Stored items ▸
____

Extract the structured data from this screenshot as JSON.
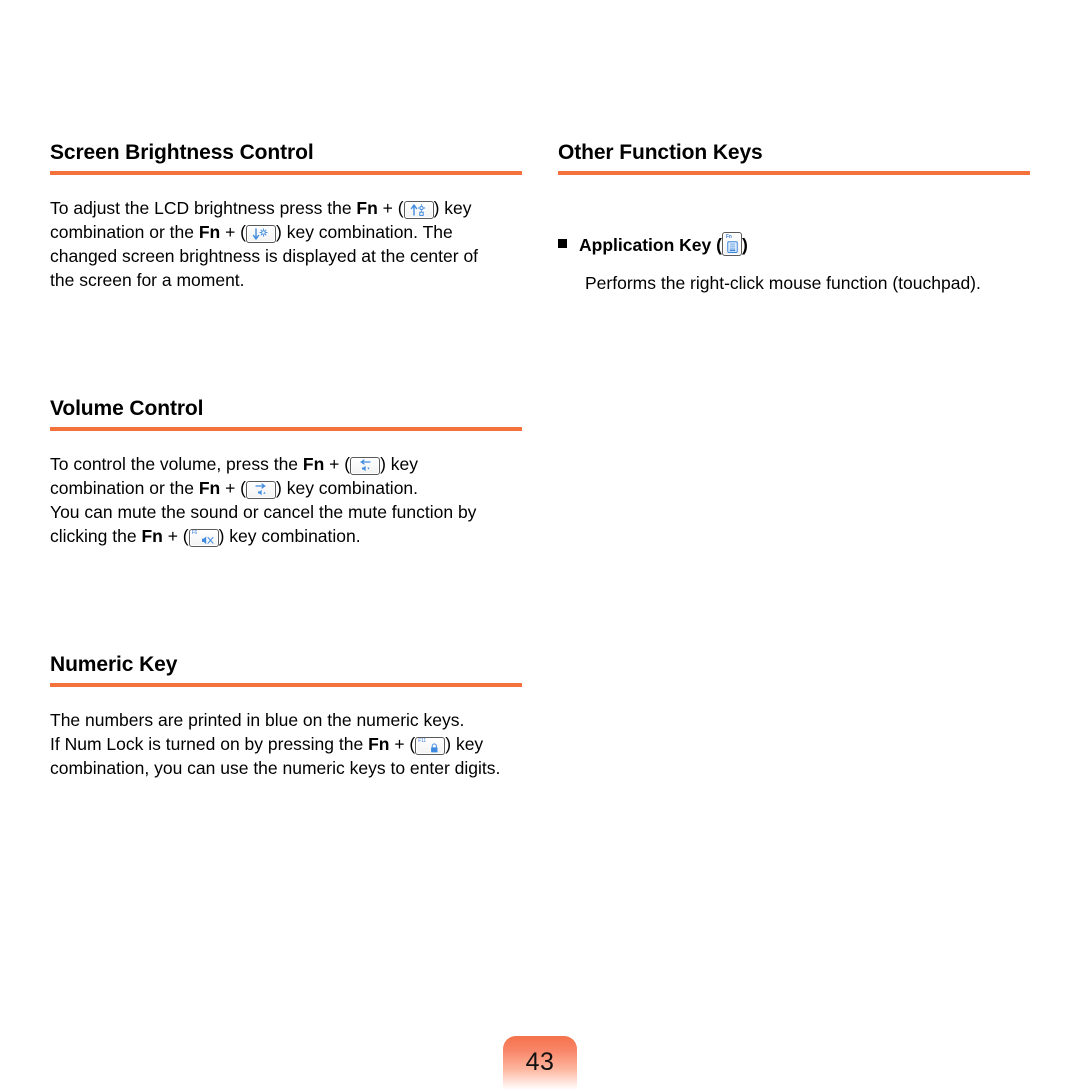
{
  "page": {
    "number": "43",
    "accent_color": "#F4733C",
    "key_glyph_color": "#3E8AE0"
  },
  "left_column": {
    "sections": [
      {
        "id": "screen-brightness-control",
        "title": "Screen Brightness Control",
        "paragraph_runs": [
          {
            "type": "text",
            "text": "To adjust the LCD brightness press the "
          },
          {
            "type": "bold",
            "text": "Fn"
          },
          {
            "type": "text",
            "text": " + ("
          },
          {
            "type": "key",
            "key": "brightness-up-key"
          },
          {
            "type": "text",
            "text": ") key combination or the "
          },
          {
            "type": "bold",
            "text": "Fn"
          },
          {
            "type": "text",
            "text": " + ("
          },
          {
            "type": "key",
            "key": "brightness-down-key"
          },
          {
            "type": "text",
            "text": ") key combination. The changed screen brightness is displayed at the center of the screen for a moment."
          }
        ],
        "plain_text": "To adjust the LCD brightness press the Fn + (  ) key combination or the Fn + (  ) key combination. The changed screen brightness is displayed at the center of the screen for a moment.",
        "text_part_1": "To adjust the LCD brightness press the ",
        "fn_1": "Fn",
        "plus_1": " + (",
        "text_part_2": ") key",
        "text_part_3": "combination or the ",
        "fn_2": "Fn",
        "plus_2": " + (",
        "text_part_4": ") key combination. The",
        "text_part_5": "changed screen brightness is displayed at the center of",
        "text_part_6": "the screen for a moment."
      },
      {
        "id": "volume-control",
        "title": "Volume Control",
        "text_part_1": "To control the volume, press the ",
        "fn_1": "Fn",
        "plus_1": " + (",
        "text_part_2": ") key",
        "text_part_3": "combination or the ",
        "fn_2": "Fn",
        "plus_2": " + (",
        "text_part_4": ") key combination.",
        "text_part_5": "You can mute the sound or cancel the mute function by",
        "text_part_6": "clicking the ",
        "fn_3": "Fn",
        "plus_3": " + (",
        "text_part_7": ") key combination."
      },
      {
        "id": "numeric-key",
        "title": "Numeric Key",
        "text_part_1": "The numbers are printed in blue on the numeric keys.",
        "text_part_2": "If Num Lock is turned on by pressing the ",
        "fn_1": "Fn",
        "plus_1": " + (",
        "text_part_3": ") key",
        "text_part_4": "combination, you can use the numeric keys to enter digits."
      }
    ]
  },
  "right_column": {
    "sections": [
      {
        "id": "other-function-keys",
        "title": "Other Function Keys",
        "items": [
          {
            "label": "Application Key",
            "open_paren": "(",
            "close_paren": ")",
            "description": "Performs the right-click mouse function (touchpad)."
          }
        ]
      }
    ]
  },
  "keycaps": {
    "brightness_up": {
      "name": "brightness-up-key",
      "glyph": "↑",
      "symbol": "sun"
    },
    "brightness_down": {
      "name": "brightness-down-key",
      "glyph": "↓",
      "symbol": "sun"
    },
    "volume_down": {
      "name": "volume-down-key",
      "glyph": "speaker",
      "symbol": "arrow-left"
    },
    "volume_up": {
      "name": "volume-up-key",
      "glyph": "speaker",
      "symbol": "arrow-right"
    },
    "mute": {
      "name": "mute-key",
      "f_label": "F6",
      "glyph": "speaker-mute"
    },
    "num_lock": {
      "name": "num-lock-key",
      "f_label": "F11",
      "glyph": "lock"
    },
    "application": {
      "name": "application-key",
      "f_label": "Fn",
      "glyph": "menu"
    }
  }
}
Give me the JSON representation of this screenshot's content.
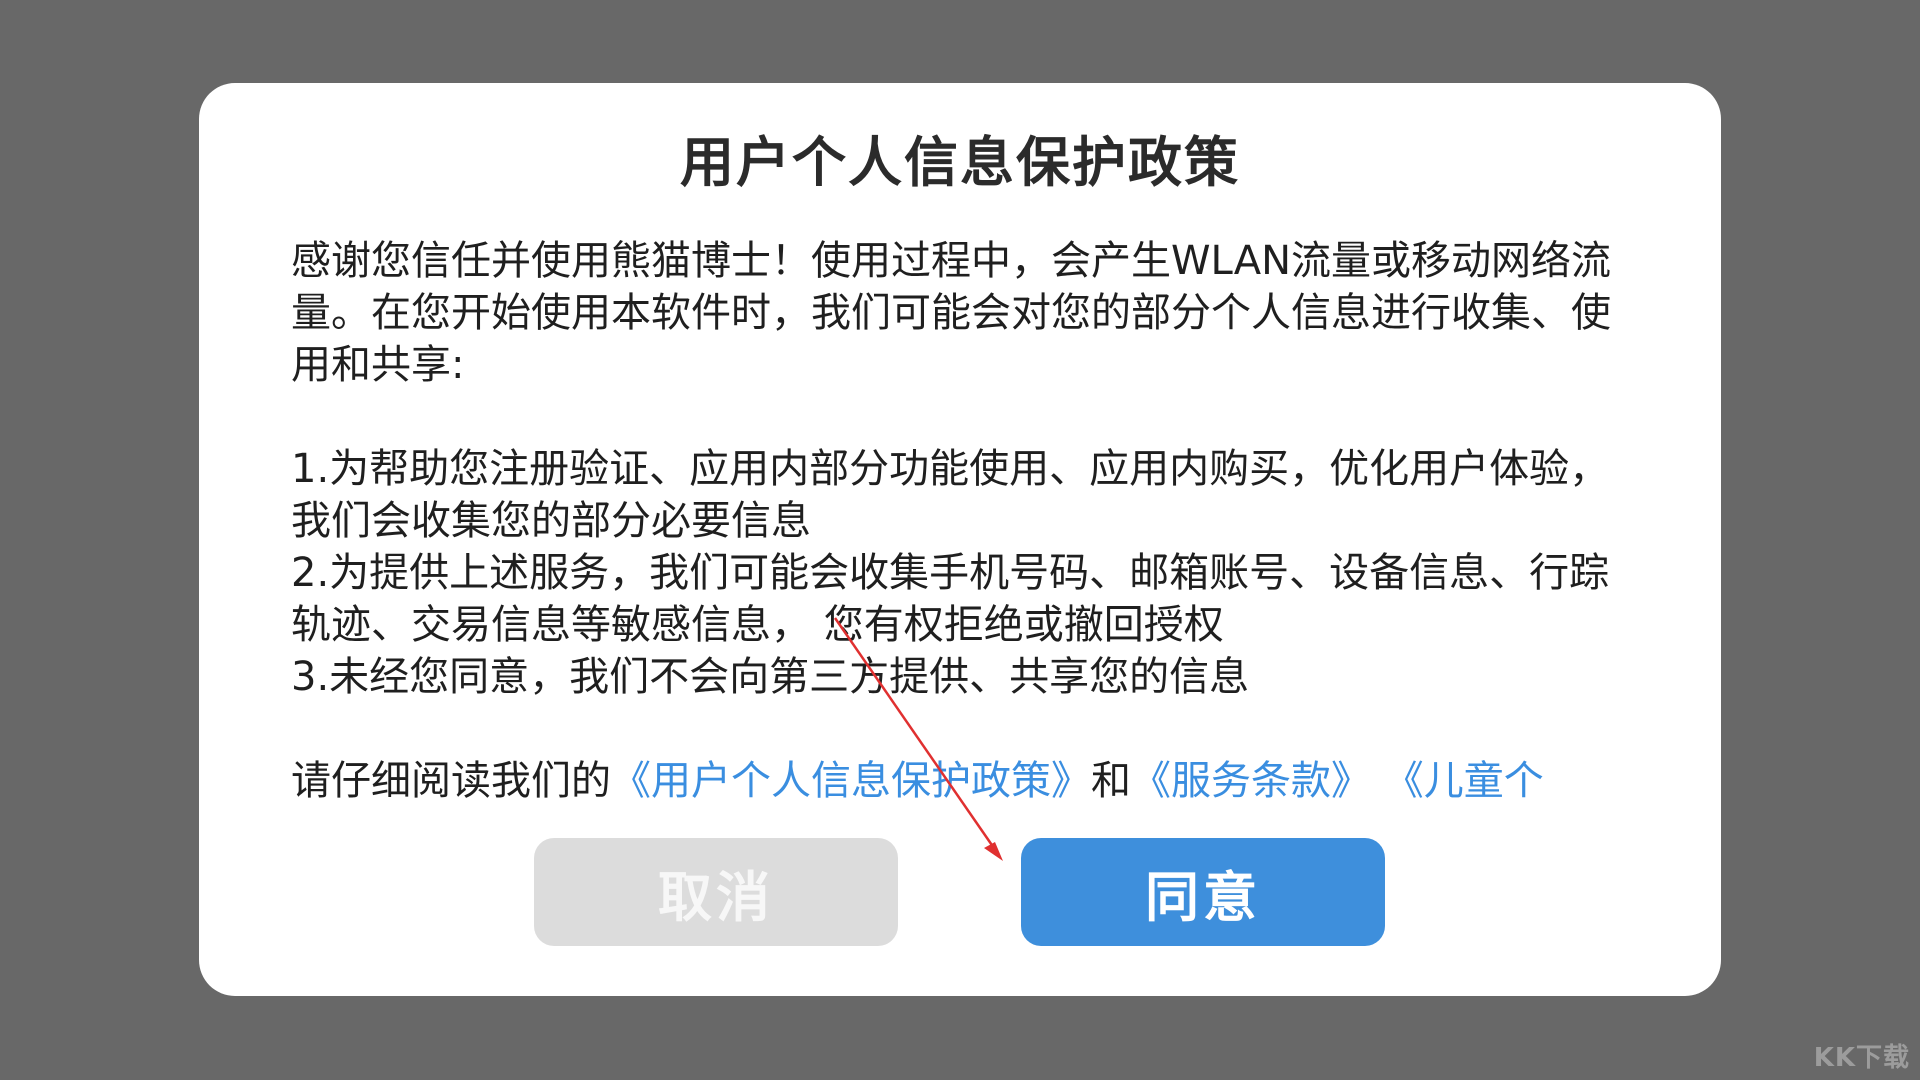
{
  "dialog": {
    "title": "用户个人信息保护政策",
    "intro": "感谢您信任并使用熊猫博士！使用过程中，会产生WLAN流量或移动网络流量。在您开始使用本软件时，我们可能会对您的部分个人信息进行收集、使用和共享:",
    "items": [
      "1.为帮助您注册验证、应用内部分功能使用、应用内购买，优化用户体验，我们会收集您的部分必要信息",
      "2.为提供上述服务，我们可能会收集手机号码、邮箱账号、设备信息、行踪轨迹、交易信息等敏感信息， 您有权拒绝或撤回授权",
      "3.未经您同意，我们不会向第三方提供、共享您的信息"
    ],
    "links_prefix": "请仔细阅读我们的",
    "link_privacy": "《用户个人信息保护政策》",
    "links_and": "和",
    "link_terms": "《服务条款》",
    "link_children": "《儿童个",
    "cancel_label": "取消",
    "agree_label": "同意"
  },
  "watermark": "KK下载",
  "colors": {
    "backdrop": "#686868",
    "agree_button": "#3e8fdc",
    "cancel_button": "#dcdcdc",
    "link": "#3a8ee0",
    "annotation_arrow": "#e03030"
  }
}
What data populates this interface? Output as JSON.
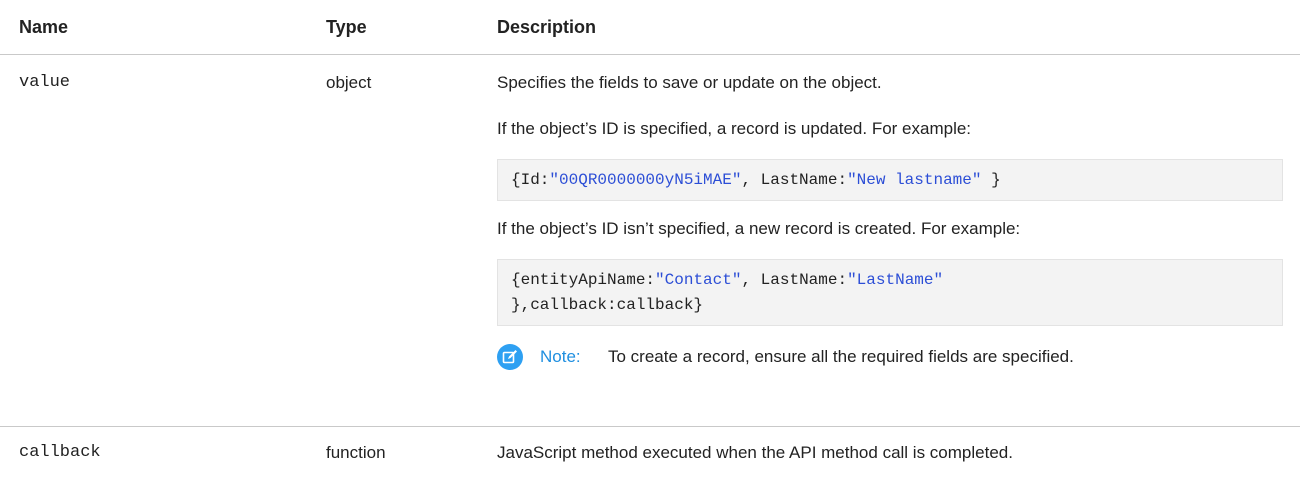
{
  "table": {
    "headers": {
      "name": "Name",
      "type": "Type",
      "description": "Description"
    },
    "value_row": {
      "name": "value",
      "type": "object",
      "desc1": "Specifies the fields to save or update on the object.",
      "desc2": "If the object’s ID is specified, a record is updated. For example:",
      "code1": {
        "p1": "{Id:",
        "s1": "\"00QR0000000yN5iMAE\"",
        "p2": ", LastName:",
        "s2": "\"New lastname\"",
        "p3": " }"
      },
      "desc3": "If the object’s ID isn’t specified, a new record is created. For example:",
      "code2": {
        "p1": "{entityApiName:",
        "s1": "\"Contact\"",
        "p2": ", LastName:",
        "s2": "\"LastName\"",
        "line2": "},callback:callback}"
      },
      "note": {
        "icon": "note-edit-icon",
        "label": "Note:",
        "text": "To create a record, ensure all the required fields are specified."
      }
    },
    "callback_row": {
      "name": "callback",
      "type": "function",
      "description": "JavaScript method executed when the API method call is completed."
    }
  },
  "colors": {
    "string_literal": "#2c4ed6",
    "note_accent": "#2ea0f2",
    "code_bg": "#f3f3f3"
  }
}
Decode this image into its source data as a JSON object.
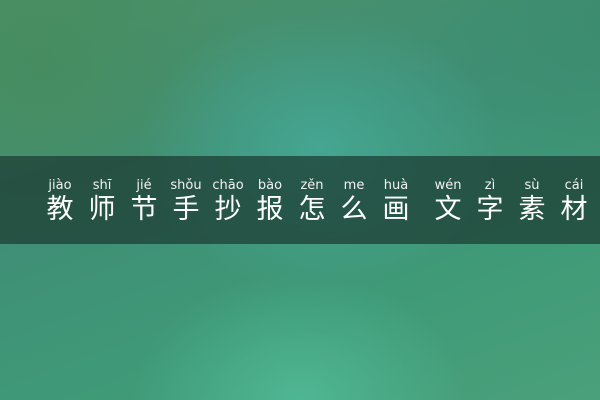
{
  "title": {
    "chars": [
      {
        "hanzi": "教",
        "pinyin": "jiào"
      },
      {
        "hanzi": "师",
        "pinyin": "shī"
      },
      {
        "hanzi": "节",
        "pinyin": "jié"
      },
      {
        "hanzi": "手",
        "pinyin": "shǒu"
      },
      {
        "hanzi": "抄",
        "pinyin": "chāo"
      },
      {
        "hanzi": "报",
        "pinyin": "bào"
      },
      {
        "hanzi": "怎",
        "pinyin": "zěn"
      },
      {
        "hanzi": "么",
        "pinyin": "me"
      },
      {
        "hanzi": "画",
        "pinyin": "huà"
      },
      {
        "hanzi": "文",
        "pinyin": "wén"
      },
      {
        "hanzi": "字",
        "pinyin": "zì"
      },
      {
        "hanzi": "素",
        "pinyin": "sù"
      },
      {
        "hanzi": "材",
        "pinyin": "cái"
      }
    ]
  },
  "colors": {
    "banner": "#1c3a32",
    "text": "#ffffff",
    "background": "#3f9a78"
  }
}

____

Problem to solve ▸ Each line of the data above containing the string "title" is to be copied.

Exercise output ▸
        "title": "Screen Brightness Control",
        "title": "Volume Control",
        "title": "Numeric Key",
        "title": "Other Function Keys",
    "title": "用户个人信息保护政策",
  "title": {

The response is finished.